*However if I actually see a rat in my apartment before I am lucky enough to leave, my worldview will become a great deal more pessimistic again, I know it.

Wednesday, October 2, 2013

in transition

I rode the Dog today all the way from Quesnel to Kelowna. But back up: first I rode in a car out of Wells (watching fog rising off Jack O'Clubs Lake as we sped past, whispering a goodbye in my mind as we left)... and the day before that I stood at the top of the old tailings pile with my two roommates and looked out over the lake and tossed quartz rocks over the edge as we said our collective goodbyes to the season. The last few days were rough: we were all exhausted, and some of us were sick.
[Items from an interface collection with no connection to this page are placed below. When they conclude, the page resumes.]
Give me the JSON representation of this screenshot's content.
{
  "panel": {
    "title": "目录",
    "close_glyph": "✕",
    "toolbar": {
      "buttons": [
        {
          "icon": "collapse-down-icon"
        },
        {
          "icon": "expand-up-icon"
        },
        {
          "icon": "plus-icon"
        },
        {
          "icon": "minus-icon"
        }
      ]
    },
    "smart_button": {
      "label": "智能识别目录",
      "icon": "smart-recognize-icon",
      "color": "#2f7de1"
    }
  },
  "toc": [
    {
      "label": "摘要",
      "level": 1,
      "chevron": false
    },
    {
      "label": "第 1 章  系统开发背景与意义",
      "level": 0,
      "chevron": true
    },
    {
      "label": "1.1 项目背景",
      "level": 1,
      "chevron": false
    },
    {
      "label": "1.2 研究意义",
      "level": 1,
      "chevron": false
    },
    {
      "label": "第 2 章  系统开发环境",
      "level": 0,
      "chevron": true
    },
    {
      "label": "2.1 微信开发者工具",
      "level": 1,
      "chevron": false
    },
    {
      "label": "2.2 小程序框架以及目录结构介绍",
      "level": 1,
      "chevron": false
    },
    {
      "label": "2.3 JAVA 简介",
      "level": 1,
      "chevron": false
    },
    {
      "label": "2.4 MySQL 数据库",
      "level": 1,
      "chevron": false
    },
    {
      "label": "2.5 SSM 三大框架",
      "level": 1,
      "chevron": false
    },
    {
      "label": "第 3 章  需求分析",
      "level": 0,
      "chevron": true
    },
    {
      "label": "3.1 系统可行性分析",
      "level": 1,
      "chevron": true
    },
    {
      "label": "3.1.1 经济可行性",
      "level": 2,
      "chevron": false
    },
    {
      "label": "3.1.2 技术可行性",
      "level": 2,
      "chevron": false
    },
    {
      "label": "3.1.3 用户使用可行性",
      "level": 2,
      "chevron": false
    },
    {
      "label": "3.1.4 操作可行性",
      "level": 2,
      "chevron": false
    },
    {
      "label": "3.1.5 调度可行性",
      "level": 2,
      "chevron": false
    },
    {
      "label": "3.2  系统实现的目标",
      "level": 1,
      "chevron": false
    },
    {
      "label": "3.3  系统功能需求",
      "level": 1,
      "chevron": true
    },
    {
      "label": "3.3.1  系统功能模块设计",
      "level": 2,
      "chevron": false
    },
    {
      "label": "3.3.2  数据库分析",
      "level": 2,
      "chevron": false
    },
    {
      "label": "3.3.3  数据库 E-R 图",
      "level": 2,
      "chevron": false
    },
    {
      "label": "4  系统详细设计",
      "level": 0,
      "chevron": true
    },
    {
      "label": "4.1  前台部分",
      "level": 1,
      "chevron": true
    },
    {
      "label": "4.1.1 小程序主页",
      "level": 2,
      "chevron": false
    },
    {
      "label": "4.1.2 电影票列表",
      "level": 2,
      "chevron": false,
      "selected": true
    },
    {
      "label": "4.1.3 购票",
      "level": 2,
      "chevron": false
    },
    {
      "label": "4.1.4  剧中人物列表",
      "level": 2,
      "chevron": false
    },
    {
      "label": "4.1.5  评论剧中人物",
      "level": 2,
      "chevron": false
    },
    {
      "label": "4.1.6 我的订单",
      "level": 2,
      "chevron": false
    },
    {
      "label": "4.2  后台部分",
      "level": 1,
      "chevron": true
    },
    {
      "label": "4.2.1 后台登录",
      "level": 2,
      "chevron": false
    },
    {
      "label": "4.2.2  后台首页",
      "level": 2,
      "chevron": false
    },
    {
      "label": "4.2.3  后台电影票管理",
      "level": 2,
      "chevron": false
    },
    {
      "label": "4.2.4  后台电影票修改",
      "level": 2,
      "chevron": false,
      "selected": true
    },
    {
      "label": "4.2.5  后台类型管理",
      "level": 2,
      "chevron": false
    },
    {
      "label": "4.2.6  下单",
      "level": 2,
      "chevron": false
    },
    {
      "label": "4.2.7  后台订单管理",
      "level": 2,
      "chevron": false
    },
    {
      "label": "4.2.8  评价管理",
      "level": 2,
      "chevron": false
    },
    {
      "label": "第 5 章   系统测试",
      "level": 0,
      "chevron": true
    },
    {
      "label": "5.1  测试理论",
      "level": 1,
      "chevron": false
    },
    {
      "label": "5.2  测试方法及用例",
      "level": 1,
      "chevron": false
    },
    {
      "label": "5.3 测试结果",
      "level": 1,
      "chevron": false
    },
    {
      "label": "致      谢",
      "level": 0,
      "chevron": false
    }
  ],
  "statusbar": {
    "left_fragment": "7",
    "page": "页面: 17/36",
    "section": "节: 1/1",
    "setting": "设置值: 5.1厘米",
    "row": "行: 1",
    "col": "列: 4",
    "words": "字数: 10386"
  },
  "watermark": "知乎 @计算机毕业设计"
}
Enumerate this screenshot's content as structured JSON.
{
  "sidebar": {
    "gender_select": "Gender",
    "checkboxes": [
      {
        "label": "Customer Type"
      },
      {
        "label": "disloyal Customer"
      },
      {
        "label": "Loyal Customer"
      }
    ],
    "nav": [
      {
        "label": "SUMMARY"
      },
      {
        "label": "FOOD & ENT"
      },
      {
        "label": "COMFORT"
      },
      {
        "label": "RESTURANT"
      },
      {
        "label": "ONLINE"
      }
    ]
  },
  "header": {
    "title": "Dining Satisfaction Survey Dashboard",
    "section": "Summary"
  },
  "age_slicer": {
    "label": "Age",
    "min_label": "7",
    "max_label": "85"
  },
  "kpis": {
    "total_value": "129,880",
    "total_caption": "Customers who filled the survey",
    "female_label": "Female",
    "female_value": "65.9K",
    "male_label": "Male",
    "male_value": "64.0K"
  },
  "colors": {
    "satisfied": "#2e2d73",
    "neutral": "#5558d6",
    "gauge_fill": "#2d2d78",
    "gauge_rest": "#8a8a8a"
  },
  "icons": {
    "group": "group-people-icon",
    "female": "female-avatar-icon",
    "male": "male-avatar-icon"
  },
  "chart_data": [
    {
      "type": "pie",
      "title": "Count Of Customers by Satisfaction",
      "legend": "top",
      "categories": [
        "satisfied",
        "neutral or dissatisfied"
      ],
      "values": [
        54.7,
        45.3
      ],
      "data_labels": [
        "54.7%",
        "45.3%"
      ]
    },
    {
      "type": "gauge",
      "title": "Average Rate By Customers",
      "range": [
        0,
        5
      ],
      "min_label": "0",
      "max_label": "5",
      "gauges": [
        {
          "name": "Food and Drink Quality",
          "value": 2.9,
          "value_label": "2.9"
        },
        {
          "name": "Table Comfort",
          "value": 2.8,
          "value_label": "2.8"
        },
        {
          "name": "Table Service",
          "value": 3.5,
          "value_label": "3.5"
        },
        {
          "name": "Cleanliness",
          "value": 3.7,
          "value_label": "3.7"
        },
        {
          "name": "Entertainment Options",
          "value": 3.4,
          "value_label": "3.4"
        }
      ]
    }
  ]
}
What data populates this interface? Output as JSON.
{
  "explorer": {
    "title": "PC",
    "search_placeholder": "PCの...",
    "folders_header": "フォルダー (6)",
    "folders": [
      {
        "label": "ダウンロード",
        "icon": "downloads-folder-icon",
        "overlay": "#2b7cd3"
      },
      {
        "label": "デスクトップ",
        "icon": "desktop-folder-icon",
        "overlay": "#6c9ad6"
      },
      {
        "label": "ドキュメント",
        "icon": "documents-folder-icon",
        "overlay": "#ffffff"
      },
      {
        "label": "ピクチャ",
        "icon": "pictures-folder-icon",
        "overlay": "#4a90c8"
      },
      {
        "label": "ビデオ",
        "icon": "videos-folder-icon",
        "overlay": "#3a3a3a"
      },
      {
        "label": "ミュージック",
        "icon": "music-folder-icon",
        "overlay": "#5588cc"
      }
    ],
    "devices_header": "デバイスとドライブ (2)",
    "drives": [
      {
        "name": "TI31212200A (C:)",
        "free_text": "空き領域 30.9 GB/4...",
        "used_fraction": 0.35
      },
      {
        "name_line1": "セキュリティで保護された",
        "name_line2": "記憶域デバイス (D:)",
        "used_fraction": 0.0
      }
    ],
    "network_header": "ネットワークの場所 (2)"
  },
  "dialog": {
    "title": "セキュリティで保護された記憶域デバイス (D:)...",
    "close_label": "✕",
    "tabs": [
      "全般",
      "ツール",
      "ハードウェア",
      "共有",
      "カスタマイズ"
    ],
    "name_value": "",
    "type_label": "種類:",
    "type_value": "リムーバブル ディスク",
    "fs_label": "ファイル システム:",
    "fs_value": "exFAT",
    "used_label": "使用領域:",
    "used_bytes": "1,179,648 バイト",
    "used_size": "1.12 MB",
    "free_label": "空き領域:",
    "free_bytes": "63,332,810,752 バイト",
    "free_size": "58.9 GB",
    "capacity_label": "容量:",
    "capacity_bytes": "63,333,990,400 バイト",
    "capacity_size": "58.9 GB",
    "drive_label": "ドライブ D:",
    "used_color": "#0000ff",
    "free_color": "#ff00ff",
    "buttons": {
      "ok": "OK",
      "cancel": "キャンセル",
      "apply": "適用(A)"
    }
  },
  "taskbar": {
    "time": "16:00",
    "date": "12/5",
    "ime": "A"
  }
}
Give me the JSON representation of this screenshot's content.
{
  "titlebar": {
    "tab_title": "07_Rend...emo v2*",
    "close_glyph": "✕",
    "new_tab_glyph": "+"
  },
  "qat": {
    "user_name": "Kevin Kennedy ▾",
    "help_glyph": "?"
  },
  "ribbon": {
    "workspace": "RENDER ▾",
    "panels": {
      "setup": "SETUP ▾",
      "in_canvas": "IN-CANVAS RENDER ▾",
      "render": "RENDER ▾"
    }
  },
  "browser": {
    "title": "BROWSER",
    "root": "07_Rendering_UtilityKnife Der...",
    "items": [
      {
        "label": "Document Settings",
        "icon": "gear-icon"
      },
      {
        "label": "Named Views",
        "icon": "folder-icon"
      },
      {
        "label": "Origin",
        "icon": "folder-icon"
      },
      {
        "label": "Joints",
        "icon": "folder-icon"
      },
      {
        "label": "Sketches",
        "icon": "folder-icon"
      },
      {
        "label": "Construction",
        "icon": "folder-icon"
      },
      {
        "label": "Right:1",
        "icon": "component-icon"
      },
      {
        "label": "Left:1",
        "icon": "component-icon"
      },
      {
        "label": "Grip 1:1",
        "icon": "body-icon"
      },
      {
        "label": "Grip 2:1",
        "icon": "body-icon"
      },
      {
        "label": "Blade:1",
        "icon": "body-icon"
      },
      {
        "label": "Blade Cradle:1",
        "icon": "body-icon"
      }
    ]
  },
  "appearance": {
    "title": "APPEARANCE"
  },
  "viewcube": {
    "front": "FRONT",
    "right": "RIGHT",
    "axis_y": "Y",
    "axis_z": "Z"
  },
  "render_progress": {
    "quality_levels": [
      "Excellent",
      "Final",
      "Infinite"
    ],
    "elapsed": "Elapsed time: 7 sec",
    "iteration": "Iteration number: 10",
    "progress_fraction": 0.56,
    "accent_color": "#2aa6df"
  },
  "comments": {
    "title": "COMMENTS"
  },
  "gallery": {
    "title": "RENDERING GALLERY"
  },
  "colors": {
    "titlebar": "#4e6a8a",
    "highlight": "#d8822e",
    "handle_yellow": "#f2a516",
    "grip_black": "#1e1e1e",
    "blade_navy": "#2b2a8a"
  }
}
Our bodies knew that the season was over and they collapsed, even though we still had to clean the house from top to bottom, and pack up our stuff. Cleaning, parties, goodbyes. In a way it gets easier every year to say goodbye, knowing that in all probability I'll be back in 5-7 months anyway, knowing that I've made as much of a life for myself up north as I have in Vancouver... in a way it's harder too. I'm not just leaving a seasonal job, I'm also leaving dear friends, a way of life that satisfies me deeply, a home where I feel most like myself. And I worry that by living in two different places I'll only have half a life in both.

But anyway, goodbyes and traveling were the order of the day and despite my worries I actually felt really happy today. I rode the Greyhound, which meant lots of unhealthy snacks and some strange characters, but mostly it meant reading and staring at All The Scenery. I am resting for a few days with my dad in Kelowna, before heading back to the city and jobs! and friends! and Vietnamese food! And (drumroll please)... moving to a new place! (which I am sub-letting for a few months and so basically my life is in transition again: I am single and sort-of homeless and not in school and not looking as glamorous as I'd like to and yet feeling amazingly optimistic, all told.)